Having done kings and queens, and prime ministers, Andrew Gimson, sometime deputy editor of this paper, has now produced Gimson’s Presidents. It is his crisp and witty ‘Brief Lives from Washington to Trump’. Only Washington, Lincoln and the two Roosevelts get more than ten pages in the book. I feel ashamed of the fact that I had not heard of a couple of the 19th-century ones. Gimson’s entry on one such, Millard Fillmore (President 1850-53), is particularly enjoyable. He writes of ‘the sense of surpassing vacuousness which he conveyed’. When Fillmore complained to the White House attendant that the President should not have to ride around in a second-hand carriage (having got the post not through election but through the death of the previous incumbent, Zachary Taylor), the old Irishman replied: ‘But, sure your Ixcellency is only a sicond-hand president.’ Fillmore did one admirable thing, though. He refused an honorary degree from the University of Oxford, on the grounds that he knew no Latin: ‘No man should, in my judgment, accept a degree he cannot read.’

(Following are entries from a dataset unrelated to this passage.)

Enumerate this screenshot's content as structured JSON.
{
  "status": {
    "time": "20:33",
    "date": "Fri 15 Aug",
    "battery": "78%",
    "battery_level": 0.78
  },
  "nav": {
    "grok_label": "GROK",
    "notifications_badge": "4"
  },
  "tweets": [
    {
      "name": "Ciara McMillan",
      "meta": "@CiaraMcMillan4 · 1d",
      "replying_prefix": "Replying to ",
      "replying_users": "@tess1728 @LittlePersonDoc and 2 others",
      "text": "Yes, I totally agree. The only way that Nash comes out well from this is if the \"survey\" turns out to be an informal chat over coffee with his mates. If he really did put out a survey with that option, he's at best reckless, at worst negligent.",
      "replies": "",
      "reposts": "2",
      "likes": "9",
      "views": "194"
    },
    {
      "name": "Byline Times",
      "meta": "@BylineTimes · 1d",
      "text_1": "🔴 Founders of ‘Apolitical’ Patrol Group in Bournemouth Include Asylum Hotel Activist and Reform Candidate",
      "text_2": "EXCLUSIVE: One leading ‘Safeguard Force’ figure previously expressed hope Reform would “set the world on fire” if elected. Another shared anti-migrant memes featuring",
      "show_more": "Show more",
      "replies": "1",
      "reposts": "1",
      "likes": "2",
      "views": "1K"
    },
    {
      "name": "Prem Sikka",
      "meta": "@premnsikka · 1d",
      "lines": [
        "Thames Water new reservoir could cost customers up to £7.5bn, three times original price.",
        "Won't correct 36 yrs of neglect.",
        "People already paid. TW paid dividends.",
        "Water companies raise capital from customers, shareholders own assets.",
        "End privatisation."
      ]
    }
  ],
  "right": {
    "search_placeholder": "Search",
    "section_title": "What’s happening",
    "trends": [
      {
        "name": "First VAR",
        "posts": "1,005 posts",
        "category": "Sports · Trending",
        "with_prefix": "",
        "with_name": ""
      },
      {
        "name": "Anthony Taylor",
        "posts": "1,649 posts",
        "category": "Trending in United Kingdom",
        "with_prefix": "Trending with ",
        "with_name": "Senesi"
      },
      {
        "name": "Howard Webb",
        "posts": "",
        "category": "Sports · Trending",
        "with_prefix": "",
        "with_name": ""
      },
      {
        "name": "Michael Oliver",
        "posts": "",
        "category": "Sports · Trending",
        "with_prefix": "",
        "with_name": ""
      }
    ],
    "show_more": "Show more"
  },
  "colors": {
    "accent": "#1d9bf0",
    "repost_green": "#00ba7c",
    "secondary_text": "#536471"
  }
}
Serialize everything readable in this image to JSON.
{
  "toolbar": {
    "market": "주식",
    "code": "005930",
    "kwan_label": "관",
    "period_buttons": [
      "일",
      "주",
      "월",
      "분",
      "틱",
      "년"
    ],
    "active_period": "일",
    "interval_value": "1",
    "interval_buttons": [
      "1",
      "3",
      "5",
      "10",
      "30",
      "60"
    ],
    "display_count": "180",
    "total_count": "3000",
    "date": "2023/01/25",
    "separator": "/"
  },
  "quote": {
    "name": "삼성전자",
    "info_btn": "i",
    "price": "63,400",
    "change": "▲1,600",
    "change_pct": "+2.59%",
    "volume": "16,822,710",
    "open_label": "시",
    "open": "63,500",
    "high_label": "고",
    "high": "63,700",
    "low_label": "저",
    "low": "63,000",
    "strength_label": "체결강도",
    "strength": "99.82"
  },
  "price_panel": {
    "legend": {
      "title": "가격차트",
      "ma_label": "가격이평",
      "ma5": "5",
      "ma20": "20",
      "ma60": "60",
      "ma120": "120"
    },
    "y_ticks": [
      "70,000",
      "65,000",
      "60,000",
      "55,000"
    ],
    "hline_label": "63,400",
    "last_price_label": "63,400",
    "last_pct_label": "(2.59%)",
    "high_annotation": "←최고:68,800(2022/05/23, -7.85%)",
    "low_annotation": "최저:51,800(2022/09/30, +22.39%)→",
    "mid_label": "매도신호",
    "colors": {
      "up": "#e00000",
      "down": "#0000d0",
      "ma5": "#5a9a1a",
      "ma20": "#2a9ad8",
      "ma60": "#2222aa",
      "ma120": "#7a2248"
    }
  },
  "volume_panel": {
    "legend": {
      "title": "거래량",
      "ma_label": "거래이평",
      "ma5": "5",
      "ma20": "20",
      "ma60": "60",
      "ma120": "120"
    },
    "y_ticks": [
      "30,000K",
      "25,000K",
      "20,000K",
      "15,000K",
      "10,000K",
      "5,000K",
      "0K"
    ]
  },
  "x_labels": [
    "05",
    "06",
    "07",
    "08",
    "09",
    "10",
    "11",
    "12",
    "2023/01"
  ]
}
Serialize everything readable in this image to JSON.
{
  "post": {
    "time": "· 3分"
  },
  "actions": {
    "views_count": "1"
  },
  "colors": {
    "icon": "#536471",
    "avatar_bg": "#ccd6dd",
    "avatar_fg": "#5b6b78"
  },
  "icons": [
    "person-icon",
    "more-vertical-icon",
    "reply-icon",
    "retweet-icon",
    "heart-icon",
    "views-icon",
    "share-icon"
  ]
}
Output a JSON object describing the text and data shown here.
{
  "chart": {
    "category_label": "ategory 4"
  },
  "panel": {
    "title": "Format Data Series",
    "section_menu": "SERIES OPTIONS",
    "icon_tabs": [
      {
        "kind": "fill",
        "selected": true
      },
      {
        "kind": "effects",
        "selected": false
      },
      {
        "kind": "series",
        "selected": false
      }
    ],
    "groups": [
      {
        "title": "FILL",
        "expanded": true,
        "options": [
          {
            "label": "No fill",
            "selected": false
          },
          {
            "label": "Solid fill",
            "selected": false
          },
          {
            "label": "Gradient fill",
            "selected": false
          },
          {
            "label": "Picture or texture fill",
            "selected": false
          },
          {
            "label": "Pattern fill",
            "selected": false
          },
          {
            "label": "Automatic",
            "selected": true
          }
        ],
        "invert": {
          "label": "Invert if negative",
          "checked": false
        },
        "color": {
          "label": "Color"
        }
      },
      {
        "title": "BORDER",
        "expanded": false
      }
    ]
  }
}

Our small village has what is always a blessing and is now a great rarity — its own butcher. F.J. Jarvis & Sons has been going since 1870. We are devoted customers. Recently, however, Nigel Jarvis, the current incumbent, had to admit defeat over chickens. For many years, he has produced examples which were not only free-range, but relatively elderly. As a result of walking around a lot and living happy lives, they had a full, sturdy, mature taste, memorable in a way that most chickens are not. Now their local producer has retired and Nigel can find no substitute. The country is nowadays full of ‘free-range’ chickens, but this is almost a term of art. They are generally not what you and I would think of as free-born citizens of the hen world. I should be interested to hear from readers who know where such birds can be sourced, especially if they are in or near the county of Sussex.